→ **Your assignment**
Skip the images and repeat every entry word for word.

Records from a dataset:
* * * * * * *

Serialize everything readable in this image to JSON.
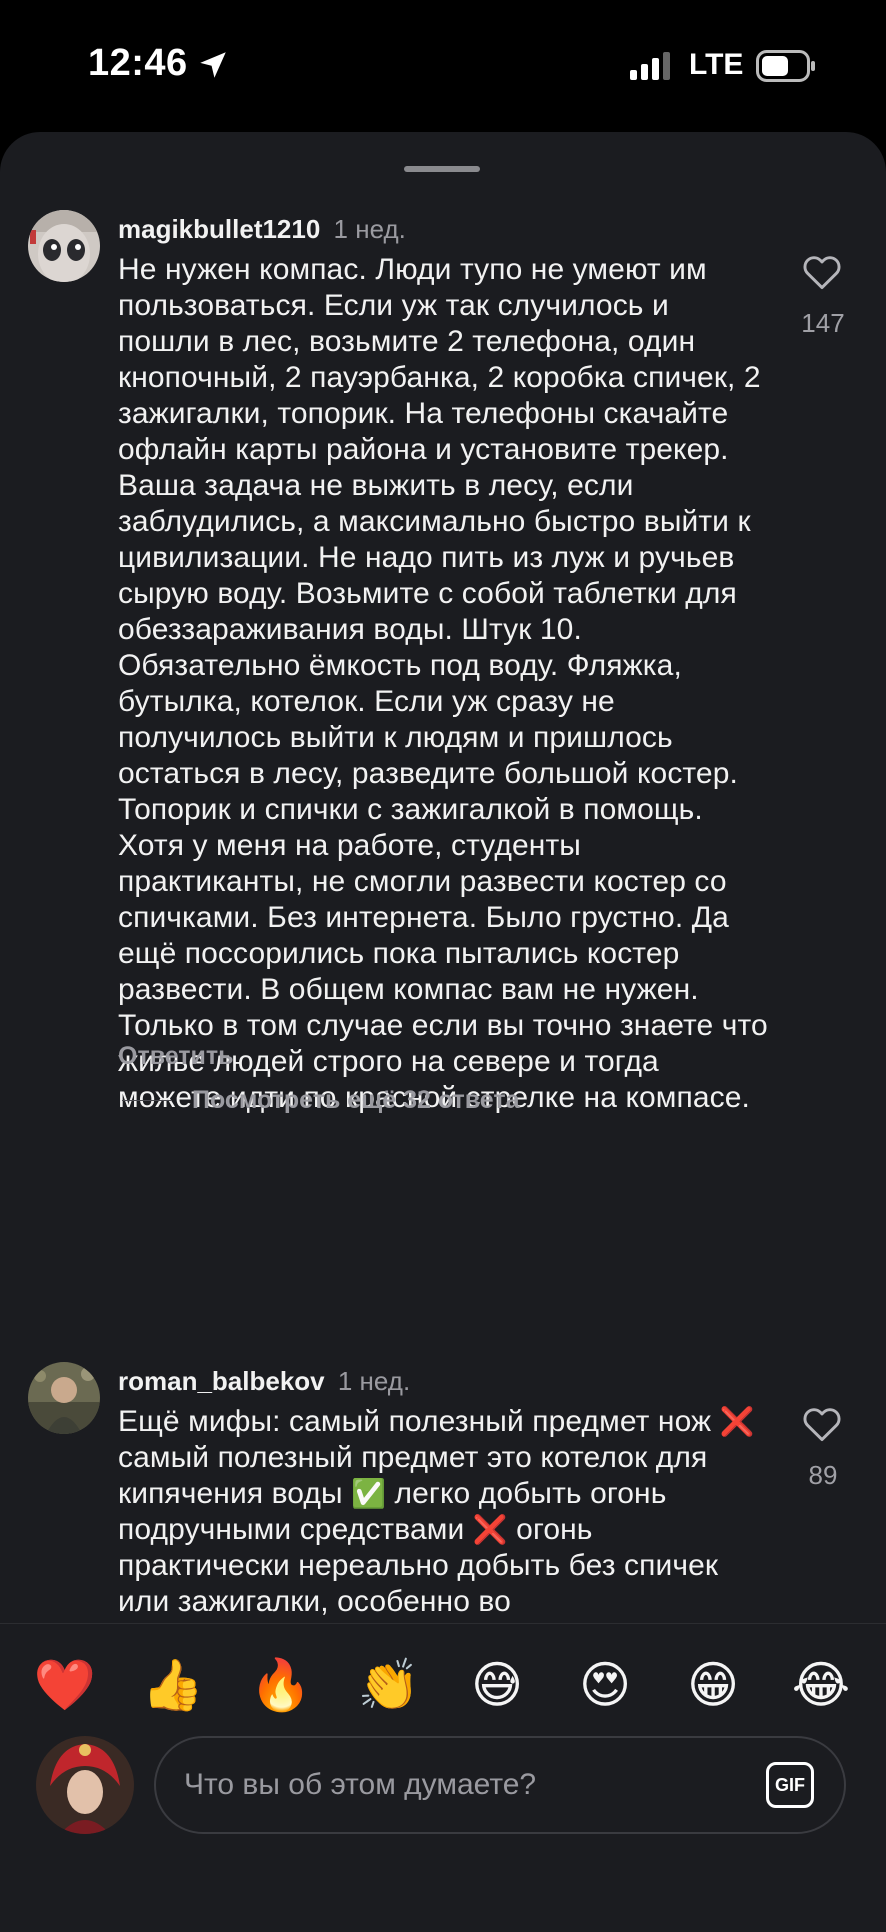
{
  "status_bar": {
    "time": "12:46",
    "network": "LTE",
    "icons": [
      "location-arrow-icon",
      "signal-bars-icon",
      "battery-icon"
    ]
  },
  "comments": [
    {
      "author": "magikbullet1210",
      "age": "1 нед.",
      "text": "Не нужен компас. Люди тупо не умеют им пользоваться. Если уж так случилось и пошли в лес, возьмите 2 телефона, один кнопочный, 2 пауэрбанка, 2 коробка спичек, 2 зажигалки, топорик. На телефоны скачайте офлайн карты района и установите трекер. Ваша задача не выжить в лесу, если заблудились, а максимально быстро выйти к цивилизации. Не надо пить из луж и ручьев сырую воду. Возьмите с собой таблетки для обеззараживания воды. Штук 10. Обязательно ёмкость под воду. Фляжка, бутылка, котелок. Если уж сразу не получилось выйти к людям и пришлось остаться в лесу, разведите большой костер. Топорик и спички с зажигалкой в помощь. Хотя у меня на работе, студенты практиканты, не смогли развести костер со спичками. Без интернета. Было грустно. Да ещё поссорились пока пытались костер развести. В общем компас вам не нужен. Только в том случае если вы точно знаете что жилье людей строго на севере и тогда можете идти по красной стрелке на компасе.",
      "likes": "147",
      "reply_label": "Ответить",
      "more_replies": "Посмотреть ещё 32 ответа"
    },
    {
      "author": "roman_balbekov",
      "age": "1 нед.",
      "text_parts": [
        "Ещё мифы: самый полезный предмет нож ",
        "❌",
        " самый полезный предмет это котелок для кипячения воды ",
        "✅",
        " легко добыть огонь подручными средствами ",
        "❌",
        " огонь практически нереально добыть без спичек или зажигалки, особенно во"
      ],
      "likes": "89"
    }
  ],
  "reactions": [
    "❤️",
    "👍",
    "🔥",
    "👏",
    "😅",
    "😍",
    "😁",
    "😂"
  ],
  "composer": {
    "placeholder": "Что вы об этом думаете?",
    "gif_label": "GIF"
  },
  "colors": {
    "background": "#1b1c20",
    "text": "#f2f2f2",
    "secondary": "#9a9aa0"
  }
}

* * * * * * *

→ **Your solution**
Serialize everything readable in this image to JSON.
{
  "status_bar": {
    "time": "12:46",
    "network": "LTE",
    "icons": [
      "location-arrow-icon",
      "signal-bars-icon",
      "battery-icon"
    ]
  },
  "comments": [
    {
      "author": "magikbullet1210",
      "age": "1 нед.",
      "text": "Не нужен компас. Люди тупо не умеют им пользоваться. Если уж так случилось и пошли в лес, возьмите 2 телефона, один кнопочный, 2 пауэрбанка, 2 коробка спичек, 2 зажигалки, топорик. На телефоны скачайте офлайн карты района и установите трекер. Ваша задача не выжить в лесу, если заблудились, а максимально быстро выйти к цивилизации. Не надо пить из луж и ручьев сырую воду. Возьмите с собой таблетки для обеззараживания воды. Штук 10. Обязательно ёмкость под воду. Фляжка, бутылка, котелок. Если уж сразу не получилось выйти к людям и пришлось остаться в лесу, разведите большой костер. Топорик и спички с зажигалкой в помощь. Хотя у меня на работе, студенты практиканты, не смогли развести костер со спичками. Без интернета. Было грустно. Да ещё поссорились пока пытались костер развести. В общем компас вам не нужен. Только в том случае если вы точно знаете что жилье людей строго на севере и тогда можете идти по красной стрелке на компасе.",
      "likes": "147",
      "reply_label": "Ответить",
      "more_replies": "Посмотреть ещё 32 ответа"
    },
    {
      "author": "roman_balbekov",
      "age": "1 нед.",
      "text_parts": [
        "Ещё мифы: самый полезный предмет нож ",
        "❌",
        " самый полезный предмет это котелок для кипячения воды ",
        "✅",
        " легко добыть огонь подручными средствами ",
        "❌",
        " огонь практически нереально добыть без спичек или зажигалки, особенно во"
      ],
      "likes": "89"
    }
  ],
  "reactions": [
    "❤️",
    "👍",
    "🔥",
    "👏",
    "😅",
    "😍",
    "😁",
    "😂"
  ],
  "composer": {
    "placeholder": "Что вы об этом думаете?",
    "gif_label": "GIF"
  },
  "colors": {
    "background": "#1b1c20",
    "text": "#f2f2f2",
    "secondary": "#9a9aa0"
  }
}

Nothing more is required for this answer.